* What this task involves:
Please write out all of the records below exactly as they appear.

* Data records:

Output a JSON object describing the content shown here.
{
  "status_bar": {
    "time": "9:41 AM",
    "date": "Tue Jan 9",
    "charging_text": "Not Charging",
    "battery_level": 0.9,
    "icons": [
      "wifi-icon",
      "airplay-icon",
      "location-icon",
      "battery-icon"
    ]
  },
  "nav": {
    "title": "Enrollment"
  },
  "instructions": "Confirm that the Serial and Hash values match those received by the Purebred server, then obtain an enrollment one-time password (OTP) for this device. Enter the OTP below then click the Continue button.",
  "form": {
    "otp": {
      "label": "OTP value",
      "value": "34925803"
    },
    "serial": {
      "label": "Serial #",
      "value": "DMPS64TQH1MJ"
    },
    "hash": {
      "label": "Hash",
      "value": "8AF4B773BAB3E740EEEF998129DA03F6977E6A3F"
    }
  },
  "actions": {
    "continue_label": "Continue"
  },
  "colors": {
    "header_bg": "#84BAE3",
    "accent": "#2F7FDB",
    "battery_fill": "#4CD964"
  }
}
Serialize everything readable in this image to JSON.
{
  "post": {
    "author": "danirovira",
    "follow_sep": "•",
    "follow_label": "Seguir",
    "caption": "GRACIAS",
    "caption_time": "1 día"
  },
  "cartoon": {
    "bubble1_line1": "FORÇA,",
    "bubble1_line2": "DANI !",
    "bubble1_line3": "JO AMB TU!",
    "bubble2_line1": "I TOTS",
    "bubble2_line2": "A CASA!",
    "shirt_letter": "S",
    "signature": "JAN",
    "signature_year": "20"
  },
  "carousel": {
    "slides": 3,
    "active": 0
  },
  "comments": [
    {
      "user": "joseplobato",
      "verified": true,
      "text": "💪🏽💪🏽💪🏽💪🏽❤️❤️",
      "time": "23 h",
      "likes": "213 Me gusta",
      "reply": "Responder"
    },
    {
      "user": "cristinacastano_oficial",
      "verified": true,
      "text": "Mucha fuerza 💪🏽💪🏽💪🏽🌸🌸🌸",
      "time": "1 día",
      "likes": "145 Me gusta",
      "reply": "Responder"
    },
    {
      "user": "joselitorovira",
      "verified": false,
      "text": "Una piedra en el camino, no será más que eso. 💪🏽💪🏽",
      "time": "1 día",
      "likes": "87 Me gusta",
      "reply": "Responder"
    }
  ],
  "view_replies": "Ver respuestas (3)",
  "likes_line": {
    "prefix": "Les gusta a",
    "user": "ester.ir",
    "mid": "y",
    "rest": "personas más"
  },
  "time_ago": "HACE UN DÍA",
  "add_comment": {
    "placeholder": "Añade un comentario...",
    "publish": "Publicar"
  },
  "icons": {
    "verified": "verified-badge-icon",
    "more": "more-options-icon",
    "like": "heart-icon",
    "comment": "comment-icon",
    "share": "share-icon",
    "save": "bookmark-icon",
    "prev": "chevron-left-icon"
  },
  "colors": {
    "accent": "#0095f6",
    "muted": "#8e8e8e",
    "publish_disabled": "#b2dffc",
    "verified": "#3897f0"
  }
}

* Solved problem:
Output a JSON object describing the content shown here.
{
  "status_bar": {
    "time": "9:41 AM",
    "date": "Tue Jan 9",
    "charging_text": "Not Charging",
    "battery_level": 0.9,
    "icons": [
      "wifi-icon",
      "airplay-icon",
      "location-icon",
      "battery-icon"
    ]
  },
  "nav": {
    "title": "Enrollment"
  },
  "instructions": "Confirm that the Serial and Hash values match those received by the Purebred server, then obtain an enrollment one-time password (OTP) for this device. Enter the OTP below then click the Continue button.",
  "form": {
    "otp": {
      "label": "OTP value",
      "value": "34925803"
    },
    "serial": {
      "label": "Serial #",
      "value": "DMPS64TQH1MJ"
    },
    "hash": {
      "label": "Hash",
      "value": "8AF4B773BAB3E740EEEF998129DA03F6977E6A3F"
    }
  },
  "actions": {
    "continue_label": "Continue"
  },
  "colors": {
    "header_bg": "#84BAE3",
    "accent": "#2F7FDB",
    "battery_fill": "#4CD964"
  }
}
Serialize everything readable in this image to JSON.
{
  "post": {
    "author": "danirovira",
    "follow_sep": "•",
    "follow_label": "Seguir",
    "caption": "GRACIAS",
    "caption_time": "1 día"
  },
  "cartoon": {
    "bubble1_line1": "FORÇA,",
    "bubble1_line2": "DANI !",
    "bubble1_line3": "JO AMB TU!",
    "bubble2_line1": "I TOTS",
    "bubble2_line2": "A CASA!",
    "shirt_letter": "S",
    "signature": "JAN",
    "signature_year": "20"
  },
  "carousel": {
    "slides": 3,
    "active": 0
  },
  "comments": [
    {
      "user": "joseplobato",
      "verified": true,
      "text": "💪🏽💪🏽💪🏽💪🏽❤️❤️",
      "time": "23 h",
      "likes": "213 Me gusta",
      "reply": "Responder"
    },
    {
      "user": "cristinacastano_oficial",
      "verified": true,
      "text": "Mucha fuerza 💪🏽💪🏽💪🏽🌸🌸🌸",
      "time": "1 día",
      "likes": "145 Me gusta",
      "reply": "Responder"
    },
    {
      "user": "joselitorovira",
      "verified": false,
      "text": "Una piedra en el camino, no será más que eso. 💪🏽💪🏽",
      "time": "1 día",
      "likes": "87 Me gusta",
      "reply": "Responder"
    }
  ],
  "view_replies": "Ver respuestas (3)",
  "likes_line": {
    "prefix": "Les gusta a",
    "user": "ester.ir",
    "mid": "y",
    "rest": "personas más"
  },
  "time_ago": "HACE UN DÍA",
  "add_comment": {
    "placeholder": "Añade un comentario...",
    "publish": "Publicar"
  },
  "icons": {
    "verified": "verified-badge-icon",
    "more": "more-options-icon",
    "like": "heart-icon",
    "comment": "comment-icon",
    "share": "share-icon",
    "save": "bookmark-icon",
    "prev": "chevron-left-icon"
  },
  "colors": {
    "accent": "#0095f6",
    "muted": "#8e8e8e",
    "publish_disabled": "#b2dffc",
    "verified": "#3897f0"
  }
}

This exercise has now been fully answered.